Stirring new fears of an election season crackdown on the political opposition, the Kremlin announced Friday that President Dmitry Medvedev has created an intergovernmental commission tasked with "coordinating the activities" of federal and regional agencies in fighting extremism.
The commission will draft proposals for the president and the government, including legal initiatives, aimed at "forming state policies" to fight extremism, the Kremlin said on its web site. It also will help draft international treaties on fighting extremism and "work out measures" to "improve" efforts by federal and regional authorities and nongovernmental organizations to counter extremism.
It will make yearly reports to the president on extremist activities in Russia and provide "organizational guidance" to permanent working groups dealing with the "harmonization" of interethnic relations in the regions.
It will be in the commission's powers to control the fulfillment of its orders by federal and regional authorities; request and receive information from authorities at any level and from nongovernmental organizations; and invite experts in government agencies and public activists to take part in its work.
Medvedev appointed Interior Minister Rashid Nurgaliyev as the commission head and Federal Security Service chief Alexander Bortnikov as deputy head, according to the decree posted on the Kremlin's web site.
The commission comprises 16 officials, including the ministers of defense, culture, education and science, regional development, mass media, and sports and justice; the heads of the Foreign Intelligence Service, the Investigative Committee, the Federal Migration Service and the Federal Customs Service; and three other officials.
Alexander Verkhovsky, director of the Sova Center, which tracks extremism and xenophobia, said the commission's work would be useful if it dealt with serious problems like terrorism, not "with the wide spectrum" of notions included in the government's definition of extremism.
"It's no secret that authorities often search for extremism where there isn't any but it's convenient to find," Verkhovsky said by telephone, referring to extremist charges often brought against the political opposition and human rights activists.
A 2002 federal law gives a broad definition of extremism, which, among other things, includes inciting any kind of hatred; making "patently false" public accusations against officials; obstructing the work of authorities through violence or the threat of violence; and "committing a crime out of revenge for the illegal actions of other people."
Vladimir Mukomel, top anti-extremism expert at the Institute of Sociology at the Russian Academy of Sciences, said coordinating the work of government agencies was important.
"But there are serious concerns that authorities will try to suppress any kind of protest sentiment in society, which is growing, under the guise of fighting extremism," Mukomel said by telephone.
Voters will elect a new State Duma in December and cast ballots in a presidential election in March.
Alexei Mukhin, an analyst with the Center for Political Information, a think tank, questioned the need for the new commission, noting that fighting extremism is already the mandate of the National Anti-Terrorism Committee, the Interior Ministry and the FSB.
"It was probably to add a bonus to the ministers' salaries, which are not small as it is," Mukhin said.

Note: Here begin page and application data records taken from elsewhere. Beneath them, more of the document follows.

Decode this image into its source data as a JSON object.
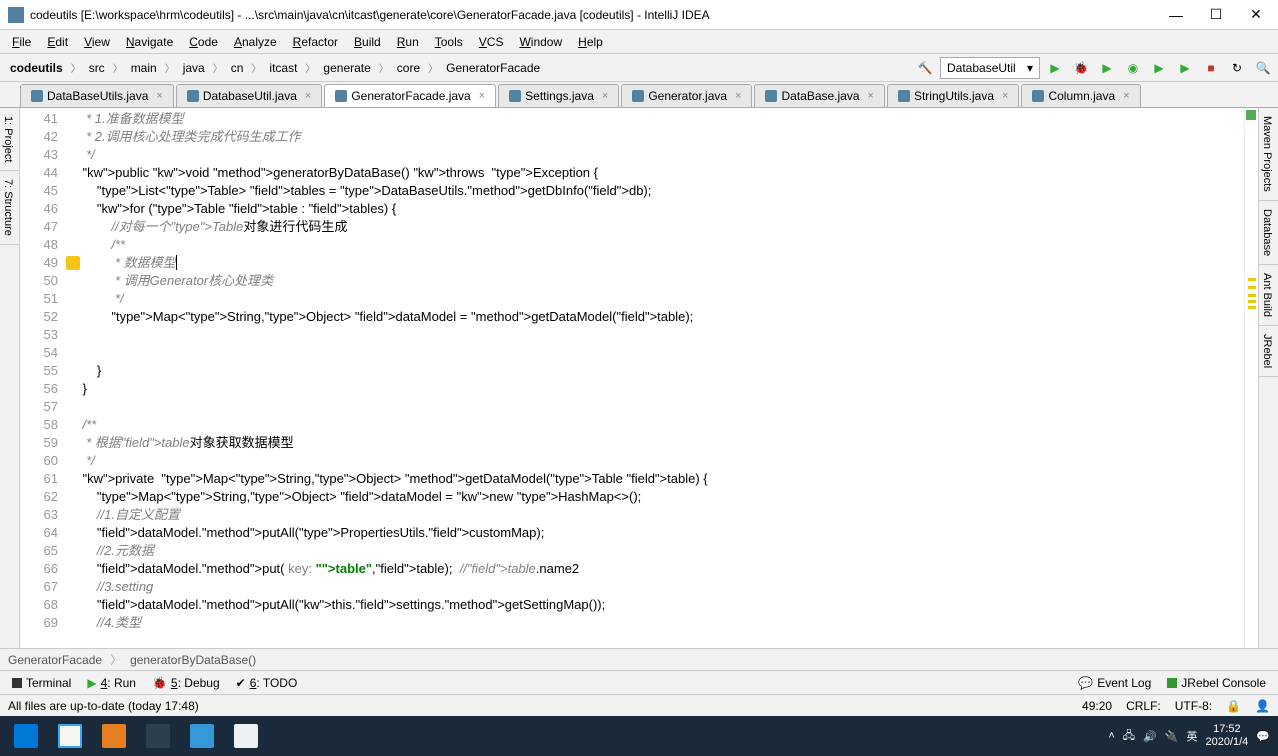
{
  "window": {
    "title": "codeutils [E:\\workspace\\hrm\\codeutils] - ...\\src\\main\\java\\cn\\itcast\\generate\\core\\GeneratorFacade.java [codeutils] - IntelliJ IDEA"
  },
  "menu": [
    "File",
    "Edit",
    "View",
    "Navigate",
    "Code",
    "Analyze",
    "Refactor",
    "Build",
    "Run",
    "Tools",
    "VCS",
    "Window",
    "Help"
  ],
  "breadcrumb": [
    "codeutils",
    "src",
    "main",
    "java",
    "cn",
    "itcast",
    "generate",
    "core",
    "GeneratorFacade"
  ],
  "run_config": "DatabaseUtil",
  "tabs": [
    {
      "label": "DataBaseUtils.java",
      "active": false
    },
    {
      "label": "DatabaseUtil.java",
      "active": false
    },
    {
      "label": "GeneratorFacade.java",
      "active": true
    },
    {
      "label": "Settings.java",
      "active": false
    },
    {
      "label": "Generator.java",
      "active": false
    },
    {
      "label": "DataBase.java",
      "active": false
    },
    {
      "label": "StringUtils.java",
      "active": false
    },
    {
      "label": "Column.java",
      "active": false
    }
  ],
  "lines": {
    "start": 41,
    "end": 69
  },
  "code": [
    "     * 1.准备数据模型",
    "     * 2.调用核心处理类完成代码生成工作",
    "     */",
    "    public void generatorByDataBase() throws  Exception {",
    "        List<Table> tables = DataBaseUtils.getDbInfo(db);",
    "        for (Table table : tables) {",
    "            //对每一个Table对象进行代码生成",
    "            /**",
    "             * 数据模型",
    "             * 调用Generator核心处理类",
    "             */",
    "            Map<String,Object> dataModel = getDataModel(table);",
    "",
    "",
    "        }",
    "    }",
    "",
    "    /**",
    "     * 根据table对象获取数据模型",
    "     */",
    "    private  Map<String,Object> getDataModel(Table table) {",
    "        Map<String,Object> dataModel = new HashMap<>();",
    "        //1.自定义配置",
    "        dataModel.putAll(PropertiesUtils.customMap);",
    "        //2.元数据",
    "        dataModel.put( key: \"table\",table);  //table.name2",
    "        //3.setting",
    "        dataModel.putAll(this.settings.getSettingMap());",
    "        //4.类型"
  ],
  "crumbs": [
    "GeneratorFacade",
    "generatorByDataBase()"
  ],
  "bottom_tools": {
    "terminal": "Terminal",
    "run": "4: Run",
    "debug": "5: Debug",
    "todo": "6: TODO",
    "event_log": "Event Log",
    "jrebel": "JRebel Console"
  },
  "status": {
    "msg": "All files are up-to-date (today 17:48)",
    "pos": "49:20",
    "eol": "CRLF:",
    "enc": "UTF-8:",
    "lock": "🔓"
  },
  "left_tools": [
    "1: Project",
    "7: Structure"
  ],
  "right_tools": [
    "Maven Projects",
    "Database",
    "Ant Build",
    "JRebel"
  ],
  "tray": {
    "time": "17:52",
    "date": "2020/1/4",
    "lang": "英"
  }
}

Medvedev declared his intention to create the commission at a meeting of the State Council in late December, after some 5,500 nationalists and football fans, shouting racial slurs, clashed with police on Manezh Square in central Moscow at a protest of the killing of fan Yegor Sviridov during a brawl between fans and Caucasus natives.
In July, Prime Minister Vladimir Putin told a meeting with religious leaders that a structure similar to the much-criticized Soviet National Affairs Ministry would be created "in the near future."
Medvedev spoke against the creation of a new ministry in December.